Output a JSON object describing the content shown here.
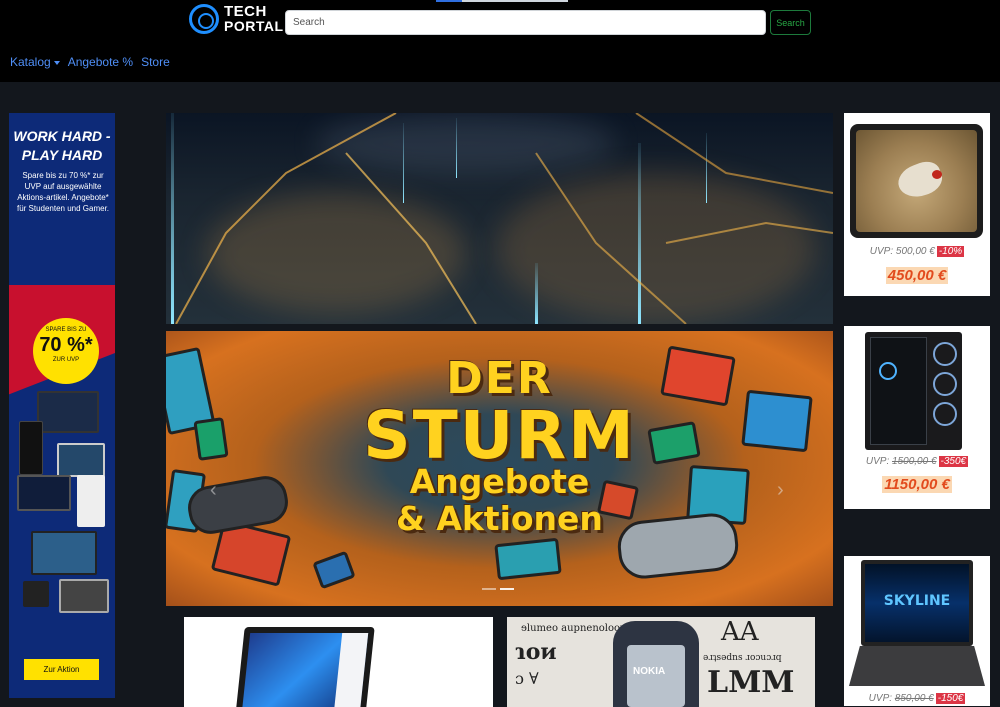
{
  "brand": {
    "line1": "TECH",
    "line2": "PORTAL"
  },
  "search": {
    "placeholder": "Search",
    "button": "Search"
  },
  "nav": [
    {
      "label": "Katalog",
      "dropdown": true
    },
    {
      "label": "Angebote %"
    },
    {
      "label": "Store"
    }
  ],
  "side_ad": {
    "headline1": "WORK HARD -",
    "headline2": "PLAY HARD",
    "text": "Spare bis zu 70 %* zur UVP auf ausgewählte Aktions-artikel. Angebote* für Studenten und Gamer.",
    "badge_top": "SPARE BIS ZU",
    "badge_value": "70 %*",
    "badge_bottom": "ZUR UVP",
    "cta": "Zur Aktion"
  },
  "carousel": {
    "slide2_line1": "DER",
    "slide2_line2": "STURM",
    "slide2_line3": "Angebote",
    "slide2_line4": "& Aktionen",
    "prev": "‹",
    "next": "›"
  },
  "tiles": {
    "nokia_logo": "NOKIA",
    "skyline": "SKYLINE"
  },
  "products": [
    {
      "uvp_label": "UVP:",
      "uvp": "500,00 €",
      "discount": "-10%",
      "price": "450,00 €"
    },
    {
      "uvp_label": "UVP:",
      "uvp": "1500,00 €",
      "discount": "-350€",
      "price": "1150,00 €"
    },
    {
      "uvp_label": "UVP:",
      "uvp": "850,00 €",
      "discount": "-150€",
      "price": ""
    }
  ],
  "colors": {
    "accent": "#4f8ff7",
    "search_green": "#28a745",
    "price": "#e24b1e",
    "discount": "#dc3545",
    "badge": "#ffe100"
  }
}
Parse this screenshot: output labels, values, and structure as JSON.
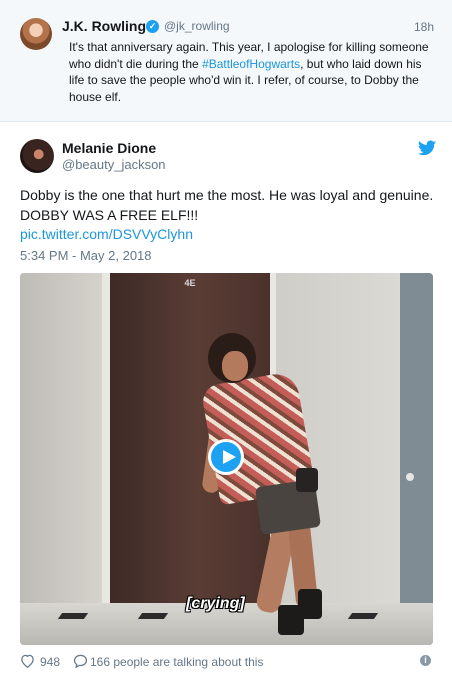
{
  "quoted_tweet": {
    "name": "J.K. Rowling",
    "handle": "@jk_rowling",
    "time": "18h",
    "text_before": "It's that anniversary again. This year, I apologise for killing someone who didn't die during the ",
    "hashtag": "#BattleofHogwarts",
    "text_after": ", but who laid down his life to save the people who'd win it. I refer, of course, to Dobby the house elf."
  },
  "main_tweet": {
    "name": "Melanie Dione",
    "handle": "@beauty_jackson",
    "text": "Dobby is the one that hurt me the most. He was loyal and genuine. DOBBY WAS A FREE ELF!!!",
    "link": "pic.twitter.com/DSVVyClyhn",
    "timestamp": "5:34 PM - May 2, 2018"
  },
  "media": {
    "door_number": "4E",
    "caption": "[crying]"
  },
  "footer": {
    "likes": "948",
    "talking": "166 people are talking about this",
    "info": "i"
  },
  "colors": {
    "accent": "#1da1f2",
    "link": "#1b95e0",
    "muted": "#657786"
  }
}
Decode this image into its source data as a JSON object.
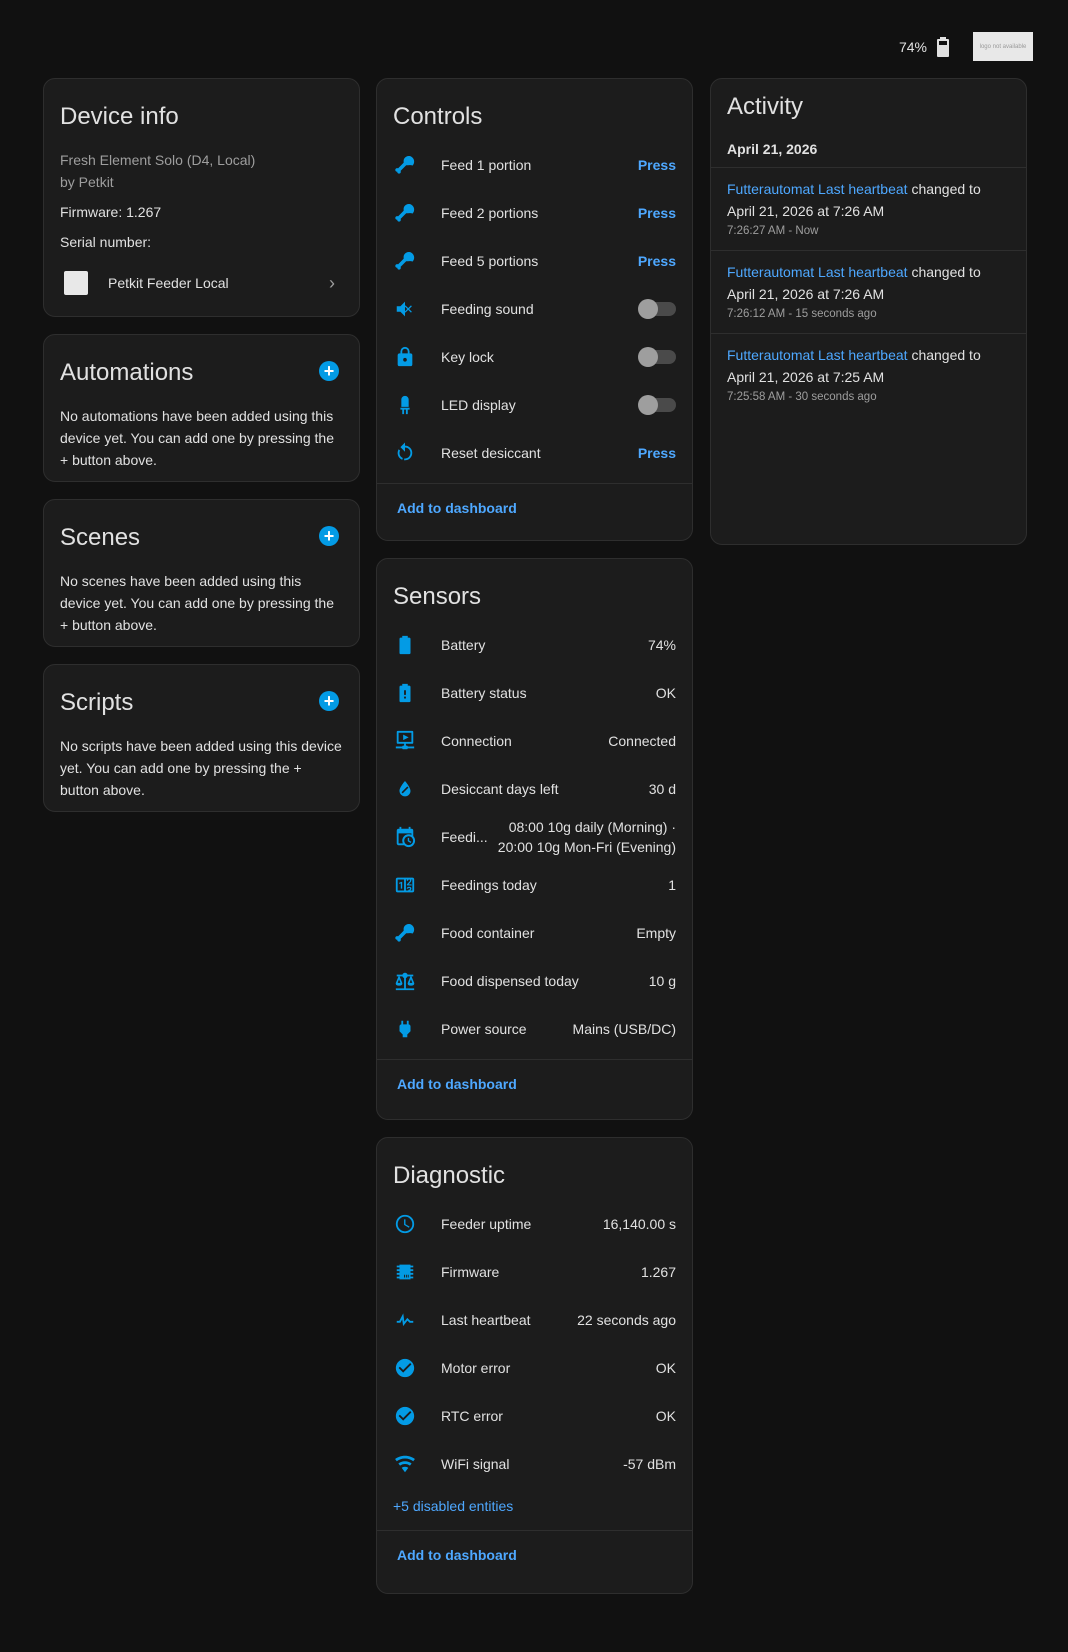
{
  "topbar": {
    "battery_pct": "74%",
    "logo_text": "logo not available"
  },
  "device_info": {
    "title": "Device info",
    "model": "Fresh Element Solo (D4, Local)",
    "by": "by Petkit",
    "firmware": "Firmware: 1.267",
    "serial": "Serial number:",
    "integration": "Petkit Feeder Local"
  },
  "automations": {
    "title": "Automations",
    "desc": "No automations have been added using this device yet. You can add one by pressing the + button above."
  },
  "scenes": {
    "title": "Scenes",
    "desc": "No scenes have been added using this device yet. You can add one by pressing the + button above."
  },
  "scripts": {
    "title": "Scripts",
    "desc": "No scripts have been added using this device yet. You can add one by pressing the + button above."
  },
  "controls": {
    "title": "Controls",
    "rows": [
      {
        "name": "Feed 1 portion",
        "action": "Press",
        "icon": "food-drumstick-icon"
      },
      {
        "name": "Feed 2 portions",
        "action": "Press",
        "icon": "food-drumstick-icon"
      },
      {
        "name": "Feed 5 portions",
        "action": "Press",
        "icon": "food-drumstick-icon"
      },
      {
        "name": "Feeding sound",
        "toggle": "off",
        "icon": "volume-off-icon"
      },
      {
        "name": "Key lock",
        "toggle": "off",
        "icon": "lock-icon"
      },
      {
        "name": "LED display",
        "toggle": "off",
        "icon": "led-icon"
      },
      {
        "name": "Reset desiccant",
        "action": "Press",
        "icon": "refresh-icon"
      }
    ],
    "footer": "Add to dashboard"
  },
  "sensors": {
    "title": "Sensors",
    "rows": [
      {
        "name": "Battery",
        "value": "74%",
        "icon": "battery-icon"
      },
      {
        "name": "Battery status",
        "value": "OK",
        "icon": "battery-alert-icon"
      },
      {
        "name": "Connection",
        "value": "Connected",
        "icon": "lan-connect-icon"
      },
      {
        "name": "Desiccant days left",
        "value": "30 d",
        "icon": "water-percent-icon"
      },
      {
        "name": "Feedi...",
        "value1": "08:00 10g daily (Morning) ·",
        "value2": "20:00 10g Mon-Fri (Evening)",
        "icon": "calendar-clock-icon"
      },
      {
        "name": "Feedings today",
        "value": "1",
        "icon": "counter-icon"
      },
      {
        "name": "Food container",
        "value": "Empty",
        "icon": "food-drumstick-icon"
      },
      {
        "name": "Food dispensed today",
        "value": "10 g",
        "icon": "scale-icon"
      },
      {
        "name": "Power source",
        "value": "Mains (USB/DC)",
        "icon": "power-plug-icon"
      }
    ],
    "footer": "Add to dashboard"
  },
  "diagnostic": {
    "title": "Diagnostic",
    "rows": [
      {
        "name": "Feeder uptime",
        "value": "16,140.00 s",
        "icon": "clock-icon"
      },
      {
        "name": "Firmware",
        "value": "1.267",
        "icon": "chip-icon"
      },
      {
        "name": "Last heartbeat",
        "value": "22 seconds ago",
        "icon": "heart-pulse-icon"
      },
      {
        "name": "Motor error",
        "value": "OK",
        "icon": "check-circle-icon"
      },
      {
        "name": "RTC error",
        "value": "OK",
        "icon": "check-circle-icon"
      },
      {
        "name": "WiFi signal",
        "value": "-57 dBm",
        "icon": "wifi-icon"
      }
    ],
    "disabled": "+5 disabled entities",
    "footer": "Add to dashboard"
  },
  "activity": {
    "title": "Activity",
    "date": "April 21, 2026",
    "entries": [
      {
        "entity": "Futterautomat Last heartbeat",
        "changed": " changed to",
        "value": "April 21, 2026 at 7:26 AM",
        "time": "7:26:27 AM - Now"
      },
      {
        "entity": "Futterautomat Last heartbeat",
        "changed": " changed to",
        "value": "April 21, 2026 at 7:26 AM",
        "time": "7:26:12 AM - 15 seconds ago"
      },
      {
        "entity": "Futterautomat Last heartbeat",
        "changed": " changed to",
        "value": "April 21, 2026 at 7:25 AM",
        "time": "7:25:58 AM - 30 seconds ago"
      }
    ]
  },
  "colors": {
    "accent": "#039be5",
    "link": "#4ea8ff",
    "card": "#1c1c1c",
    "background": "#111111"
  }
}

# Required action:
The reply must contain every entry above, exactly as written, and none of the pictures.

# Exercise output:
Output a JSON object describing the content shown here.
{
  "brand": {
    "line1": "TECH",
    "line2": "PORTAL"
  },
  "search": {
    "placeholder": "Search",
    "button": "Search"
  },
  "nav": [
    {
      "label": "Katalog",
      "dropdown": true
    },
    {
      "label": "Angebote %"
    },
    {
      "label": "Store"
    }
  ],
  "side_ad": {
    "headline1": "WORK HARD -",
    "headline2": "PLAY HARD",
    "text": "Spare bis zu 70 %* zur UVP auf ausgewählte Aktions-artikel. Angebote* für Studenten und Gamer.",
    "badge_top": "SPARE BIS ZU",
    "badge_value": "70 %*",
    "badge_bottom": "ZUR UVP",
    "cta": "Zur Aktion"
  },
  "carousel": {
    "slide2_line1": "DER",
    "slide2_line2": "STURM",
    "slide2_line3": "Angebote",
    "slide2_line4": "& Aktionen",
    "prev": "‹",
    "next": "›"
  },
  "tiles": {
    "nokia_logo": "NOKIA",
    "skyline": "SKYLINE"
  },
  "products": [
    {
      "uvp_label": "UVP:",
      "uvp": "500,00 €",
      "discount": "-10%",
      "price": "450,00 €"
    },
    {
      "uvp_label": "UVP:",
      "uvp": "1500,00 €",
      "discount": "-350€",
      "price": "1150,00 €"
    },
    {
      "uvp_label": "UVP:",
      "uvp": "850,00 €",
      "discount": "-150€",
      "price": ""
    }
  ],
  "colors": {
    "accent": "#4f8ff7",
    "search_green": "#28a745",
    "price": "#e24b1e",
    "discount": "#dc3545",
    "badge": "#ffe100"
  }
}
Parse this screenshot: output labels, values, and structure as JSON.
{
  "quoted_tweet": {
    "name": "J.K. Rowling",
    "handle": "@jk_rowling",
    "time": "18h",
    "text_before": "It's that anniversary again. This year, I apologise for killing someone who didn't die during the ",
    "hashtag": "#BattleofHogwarts",
    "text_after": ", but who laid down his life to save the people who'd win it. I refer, of course, to Dobby the house elf."
  },
  "main_tweet": {
    "name": "Melanie Dione",
    "handle": "@beauty_jackson",
    "text": "Dobby is the one that hurt me the most. He was loyal and genuine. DOBBY WAS A FREE ELF!!!",
    "link": "pic.twitter.com/DSVVyClyhn",
    "timestamp": "5:34 PM - May 2, 2018"
  },
  "media": {
    "door_number": "4E",
    "caption": "[crying]"
  },
  "footer": {
    "likes": "948",
    "talking": "166 people are talking about this",
    "info": "i"
  },
  "colors": {
    "accent": "#1da1f2",
    "link": "#1b95e0",
    "muted": "#657786"
  }
}
Decode this image into its source data as a JSON object.
{
  "topbar": {
    "battery_pct": "74%",
    "logo_text": "logo not available"
  },
  "device_info": {
    "title": "Device info",
    "model": "Fresh Element Solo (D4, Local)",
    "by": "by Petkit",
    "firmware": "Firmware: 1.267",
    "serial": "Serial number:",
    "integration": "Petkit Feeder Local"
  },
  "automations": {
    "title": "Automations",
    "desc": "No automations have been added using this device yet. You can add one by pressing the + button above."
  },
  "scenes": {
    "title": "Scenes",
    "desc": "No scenes have been added using this device yet. You can add one by pressing the + button above."
  },
  "scripts": {
    "title": "Scripts",
    "desc": "No scripts have been added using this device yet. You can add one by pressing the + button above."
  },
  "controls": {
    "title": "Controls",
    "rows": [
      {
        "name": "Feed 1 portion",
        "action": "Press",
        "icon": "food-drumstick-icon"
      },
      {
        "name": "Feed 2 portions",
        "action": "Press",
        "icon": "food-drumstick-icon"
      },
      {
        "name": "Feed 5 portions",
        "action": "Press",
        "icon": "food-drumstick-icon"
      },
      {
        "name": "Feeding sound",
        "toggle": "off",
        "icon": "volume-off-icon"
      },
      {
        "name": "Key lock",
        "toggle": "off",
        "icon": "lock-icon"
      },
      {
        "name": "LED display",
        "toggle": "off",
        "icon": "led-icon"
      },
      {
        "name": "Reset desiccant",
        "action": "Press",
        "icon": "refresh-icon"
      }
    ],
    "footer": "Add to dashboard"
  },
  "sensors": {
    "title": "Sensors",
    "rows": [
      {
        "name": "Battery",
        "value": "74%",
        "icon": "battery-icon"
      },
      {
        "name": "Battery status",
        "value": "OK",
        "icon": "battery-alert-icon"
      },
      {
        "name": "Connection",
        "value": "Connected",
        "icon": "lan-connect-icon"
      },
      {
        "name": "Desiccant days left",
        "value": "30 d",
        "icon": "water-percent-icon"
      },
      {
        "name": "Feedi...",
        "value1": "08:00 10g daily (Morning) ·",
        "value2": "20:00 10g Mon-Fri (Evening)",
        "icon": "calendar-clock-icon"
      },
      {
        "name": "Feedings today",
        "value": "1",
        "icon": "counter-icon"
      },
      {
        "name": "Food container",
        "value": "Empty",
        "icon": "food-drumstick-icon"
      },
      {
        "name": "Food dispensed today",
        "value": "10 g",
        "icon": "scale-icon"
      },
      {
        "name": "Power source",
        "value": "Mains (USB/DC)",
        "icon": "power-plug-icon"
      }
    ],
    "footer": "Add to dashboard"
  },
  "diagnostic": {
    "title": "Diagnostic",
    "rows": [
      {
        "name": "Feeder uptime",
        "value": "16,140.00 s",
        "icon": "clock-icon"
      },
      {
        "name": "Firmware",
        "value": "1.267",
        "icon": "chip-icon"
      },
      {
        "name": "Last heartbeat",
        "value": "22 seconds ago",
        "icon": "heart-pulse-icon"
      },
      {
        "name": "Motor error",
        "value": "OK",
        "icon": "check-circle-icon"
      },
      {
        "name": "RTC error",
        "value": "OK",
        "icon": "check-circle-icon"
      },
      {
        "name": "WiFi signal",
        "value": "-57 dBm",
        "icon": "wifi-icon"
      }
    ],
    "disabled": "+5 disabled entities",
    "footer": "Add to dashboard"
  },
  "activity": {
    "title": "Activity",
    "date": "April 21, 2026",
    "entries": [
      {
        "entity": "Futterautomat Last heartbeat",
        "changed": " changed to",
        "value": "April 21, 2026 at 7:26 AM",
        "time": "7:26:27 AM - Now"
      },
      {
        "entity": "Futterautomat Last heartbeat",
        "changed": " changed to",
        "value": "April 21, 2026 at 7:26 AM",
        "time": "7:26:12 AM - 15 seconds ago"
      },
      {
        "entity": "Futterautomat Last heartbeat",
        "changed": " changed to",
        "value": "April 21, 2026 at 7:25 AM",
        "time": "7:25:58 AM - 30 seconds ago"
      }
    ]
  },
  "colors": {
    "accent": "#039be5",
    "link": "#4ea8ff",
    "card": "#1c1c1c",
    "background": "#111111"
  }
}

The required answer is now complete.